Unfortunately, I still haven’t mastered the skill of responding to the backhanded compliment. A pre-coffee conversation with a work-colleague this morning is a classic example.
“You look nice today Helen, I see you put some make-up on!”
“Yeah, I had some extra time this morning so I thought I’d get my spade out and go to town.”
“It looks good, you don’t usually make an effort.”
I wish I’d replied with wit and sass, but in reality I mumbled a quick “thanks” and told her what a lovely top she was wearing. Next time, I’ll ask whether she borrowed it from her mother.
As I’m still wildly unsure of what I plan to do with my career, and want nothing more than to spend every day enjoying champagne for breakfast, I’m partial to purchasing a lottery ticket every now and again. In fact, what started as a silly way to spend £2 whilst I’m buying groceries has evolved into the weekly panic attack of a desperate woman.
Whilst the only time I’ve been to a casino is at 5am to ply myself with more alcohol after all of the local bars close, it is worrying that I continue to pin my hopes and dreams on winning the jackpot. What’s even worse is that every time I wait for the numbers to be revealed, I’m convinced that this is the week my life makes a sudden turn for the better and I finally get to live the life I deserve. No more inner-debates over whether I should buy the £3.99 wine or splash out and treat myself to the £5 bottle: I’ll get myself a damn vineyard.
Unfortunately, once again my evening spent refreshing the ‘euromillions’ tag on my twitter timeline has been a fruitless endeavour, and plans to quit my day job in favour of becoming a lady of leisure have come to a grinding halt as someone else walks away with my prize.
At least I’m safe in the knowledge that none of my friends that claim the first thing they’d do with the money is give half to charity have won: the vineyard will just have to wait until next week.
I love to rant, it’s one of my favourite activities along with waking up before my alarm and drinking coffee in the bath.
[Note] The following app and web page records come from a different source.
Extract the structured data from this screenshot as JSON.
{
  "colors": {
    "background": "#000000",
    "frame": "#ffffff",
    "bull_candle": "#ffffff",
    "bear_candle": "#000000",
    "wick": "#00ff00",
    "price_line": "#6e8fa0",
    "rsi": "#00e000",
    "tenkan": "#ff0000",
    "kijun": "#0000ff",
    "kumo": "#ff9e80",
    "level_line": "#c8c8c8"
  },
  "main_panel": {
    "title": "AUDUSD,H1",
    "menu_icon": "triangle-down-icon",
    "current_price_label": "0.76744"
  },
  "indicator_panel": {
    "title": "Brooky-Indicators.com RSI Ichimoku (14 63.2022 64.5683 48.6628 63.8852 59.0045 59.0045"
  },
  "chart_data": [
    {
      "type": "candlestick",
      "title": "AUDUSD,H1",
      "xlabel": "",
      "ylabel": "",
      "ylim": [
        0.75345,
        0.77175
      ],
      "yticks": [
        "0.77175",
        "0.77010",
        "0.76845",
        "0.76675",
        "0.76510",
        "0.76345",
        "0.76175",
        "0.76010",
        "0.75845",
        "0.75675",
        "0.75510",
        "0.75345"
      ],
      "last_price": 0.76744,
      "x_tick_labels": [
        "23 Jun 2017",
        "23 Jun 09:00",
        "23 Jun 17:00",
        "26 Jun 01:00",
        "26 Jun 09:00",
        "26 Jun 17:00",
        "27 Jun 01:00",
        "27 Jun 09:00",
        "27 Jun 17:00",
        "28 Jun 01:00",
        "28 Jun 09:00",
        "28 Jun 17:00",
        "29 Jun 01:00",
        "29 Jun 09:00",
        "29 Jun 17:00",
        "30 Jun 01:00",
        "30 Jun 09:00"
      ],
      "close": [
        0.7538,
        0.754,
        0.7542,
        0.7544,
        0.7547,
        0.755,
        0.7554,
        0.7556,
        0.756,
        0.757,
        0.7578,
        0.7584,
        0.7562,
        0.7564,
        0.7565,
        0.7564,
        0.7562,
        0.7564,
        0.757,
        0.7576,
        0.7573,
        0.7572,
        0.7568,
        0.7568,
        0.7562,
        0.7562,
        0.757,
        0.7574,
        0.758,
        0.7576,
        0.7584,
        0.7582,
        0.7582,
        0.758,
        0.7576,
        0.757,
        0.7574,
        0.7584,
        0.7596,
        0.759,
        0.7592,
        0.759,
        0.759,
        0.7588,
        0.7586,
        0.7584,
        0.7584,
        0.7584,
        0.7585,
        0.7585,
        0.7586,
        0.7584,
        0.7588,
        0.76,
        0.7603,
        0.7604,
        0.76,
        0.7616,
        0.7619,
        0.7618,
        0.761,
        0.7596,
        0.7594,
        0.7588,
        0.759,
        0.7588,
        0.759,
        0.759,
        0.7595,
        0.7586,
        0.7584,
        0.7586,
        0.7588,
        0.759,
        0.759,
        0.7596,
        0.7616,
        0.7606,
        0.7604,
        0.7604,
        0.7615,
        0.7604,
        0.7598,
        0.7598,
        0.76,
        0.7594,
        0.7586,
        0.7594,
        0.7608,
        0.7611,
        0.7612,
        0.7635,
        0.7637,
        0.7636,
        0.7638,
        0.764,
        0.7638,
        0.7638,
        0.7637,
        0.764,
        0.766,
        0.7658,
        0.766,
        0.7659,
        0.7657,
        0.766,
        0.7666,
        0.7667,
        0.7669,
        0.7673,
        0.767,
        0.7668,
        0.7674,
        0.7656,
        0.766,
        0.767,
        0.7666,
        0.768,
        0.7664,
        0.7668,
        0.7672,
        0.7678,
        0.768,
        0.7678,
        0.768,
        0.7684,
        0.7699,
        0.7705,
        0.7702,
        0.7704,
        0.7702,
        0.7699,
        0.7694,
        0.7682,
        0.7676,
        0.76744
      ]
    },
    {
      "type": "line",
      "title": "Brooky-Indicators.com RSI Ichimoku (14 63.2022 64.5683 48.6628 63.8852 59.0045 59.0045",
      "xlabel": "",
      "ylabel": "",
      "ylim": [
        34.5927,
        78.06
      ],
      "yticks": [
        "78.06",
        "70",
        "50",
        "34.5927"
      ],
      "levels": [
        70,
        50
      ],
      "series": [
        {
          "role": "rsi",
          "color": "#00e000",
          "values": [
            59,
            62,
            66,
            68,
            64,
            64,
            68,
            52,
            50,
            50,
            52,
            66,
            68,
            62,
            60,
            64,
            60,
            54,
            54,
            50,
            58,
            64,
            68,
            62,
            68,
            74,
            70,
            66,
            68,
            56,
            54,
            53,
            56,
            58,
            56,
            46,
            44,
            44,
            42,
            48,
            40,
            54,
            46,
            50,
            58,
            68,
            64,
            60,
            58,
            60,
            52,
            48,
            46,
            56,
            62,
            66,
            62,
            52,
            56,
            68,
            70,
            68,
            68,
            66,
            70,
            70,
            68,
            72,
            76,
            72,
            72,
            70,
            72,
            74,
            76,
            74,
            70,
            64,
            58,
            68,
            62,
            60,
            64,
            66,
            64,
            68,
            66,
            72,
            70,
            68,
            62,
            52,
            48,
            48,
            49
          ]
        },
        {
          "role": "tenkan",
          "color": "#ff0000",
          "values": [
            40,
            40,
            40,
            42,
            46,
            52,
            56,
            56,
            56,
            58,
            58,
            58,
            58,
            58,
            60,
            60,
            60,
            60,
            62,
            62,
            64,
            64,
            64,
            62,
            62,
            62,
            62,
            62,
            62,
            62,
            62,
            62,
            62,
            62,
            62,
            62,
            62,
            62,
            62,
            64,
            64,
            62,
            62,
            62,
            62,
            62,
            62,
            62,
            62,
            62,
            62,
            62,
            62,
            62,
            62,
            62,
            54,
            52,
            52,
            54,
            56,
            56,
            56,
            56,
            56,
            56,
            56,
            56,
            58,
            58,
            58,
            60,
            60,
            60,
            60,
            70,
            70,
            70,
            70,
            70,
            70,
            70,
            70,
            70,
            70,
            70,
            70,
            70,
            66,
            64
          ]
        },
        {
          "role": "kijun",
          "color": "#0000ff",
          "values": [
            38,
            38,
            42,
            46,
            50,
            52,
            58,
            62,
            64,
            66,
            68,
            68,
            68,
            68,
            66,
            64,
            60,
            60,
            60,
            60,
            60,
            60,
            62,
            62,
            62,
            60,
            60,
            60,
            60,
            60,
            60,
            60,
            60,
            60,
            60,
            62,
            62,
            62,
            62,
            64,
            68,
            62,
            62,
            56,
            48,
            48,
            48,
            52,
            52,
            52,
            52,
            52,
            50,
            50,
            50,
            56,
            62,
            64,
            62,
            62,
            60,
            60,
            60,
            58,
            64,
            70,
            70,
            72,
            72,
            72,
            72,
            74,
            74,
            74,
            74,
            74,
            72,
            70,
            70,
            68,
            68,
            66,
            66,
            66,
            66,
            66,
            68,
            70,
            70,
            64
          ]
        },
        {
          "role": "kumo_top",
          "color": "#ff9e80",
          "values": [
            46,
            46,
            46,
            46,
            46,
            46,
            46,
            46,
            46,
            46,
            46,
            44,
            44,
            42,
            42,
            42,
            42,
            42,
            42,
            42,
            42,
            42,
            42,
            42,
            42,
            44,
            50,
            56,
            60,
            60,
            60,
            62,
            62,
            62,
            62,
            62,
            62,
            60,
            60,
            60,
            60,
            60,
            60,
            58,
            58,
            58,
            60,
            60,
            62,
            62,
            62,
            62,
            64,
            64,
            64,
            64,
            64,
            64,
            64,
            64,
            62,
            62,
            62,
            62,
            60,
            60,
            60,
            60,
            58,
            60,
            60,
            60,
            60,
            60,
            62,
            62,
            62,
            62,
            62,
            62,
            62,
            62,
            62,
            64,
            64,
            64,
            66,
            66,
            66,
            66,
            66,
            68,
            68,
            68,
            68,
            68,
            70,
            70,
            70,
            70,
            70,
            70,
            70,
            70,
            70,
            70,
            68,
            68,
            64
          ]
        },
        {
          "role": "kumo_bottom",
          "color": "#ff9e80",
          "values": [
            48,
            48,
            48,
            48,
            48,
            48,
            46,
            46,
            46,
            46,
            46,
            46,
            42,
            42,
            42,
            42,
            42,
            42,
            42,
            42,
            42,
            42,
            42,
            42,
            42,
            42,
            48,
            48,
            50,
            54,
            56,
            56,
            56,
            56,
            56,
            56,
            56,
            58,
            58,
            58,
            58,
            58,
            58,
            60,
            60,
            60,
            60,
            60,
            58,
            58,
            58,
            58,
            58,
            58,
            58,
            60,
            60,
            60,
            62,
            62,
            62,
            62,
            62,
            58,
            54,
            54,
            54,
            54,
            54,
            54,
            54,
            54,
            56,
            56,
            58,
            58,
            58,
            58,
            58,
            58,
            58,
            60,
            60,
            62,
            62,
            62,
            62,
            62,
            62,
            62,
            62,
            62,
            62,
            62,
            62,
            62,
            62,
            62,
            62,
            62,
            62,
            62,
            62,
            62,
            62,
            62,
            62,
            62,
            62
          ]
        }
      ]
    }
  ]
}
I don’t expect a resolution to my problem and I don’t need pity or advice, the only thing I need to get my kicks is five minutes of unadulterated, ranting pleasure. Just five minutes to verbally spout everything that’s on my mind to the poor, unsuspecting person in front of me.
Unfortunately, there are some people that don’t seem to understand the positive power of a good rant and seem determined to ruin my fun: the guilt trippers. There’s nothing I find more frustrating than being mid-rant about work or money problems, when someone tries to tell me “I’d rather have your problems than mine” or “I’ll swap with you anytime.”
I’m aware that most of my problems are minute in the grand scheme of things, but I still reserve the right to complain about life every now and again when things aren’t going my way and I don’t believe I should be made to feel guilty about that. There are people in the world with issues far greater than mine, but pointing that out to me won’t make my problems disappear, so how about letting me complain for five minutes whilst you think about the sandwich you’re going to get for lunch?
Rant over. Now I know how Taylor Swift must have been feeling when Kanye cut her off mid-speech to tell the world that Beyonce deserved the VMA more: pissed off.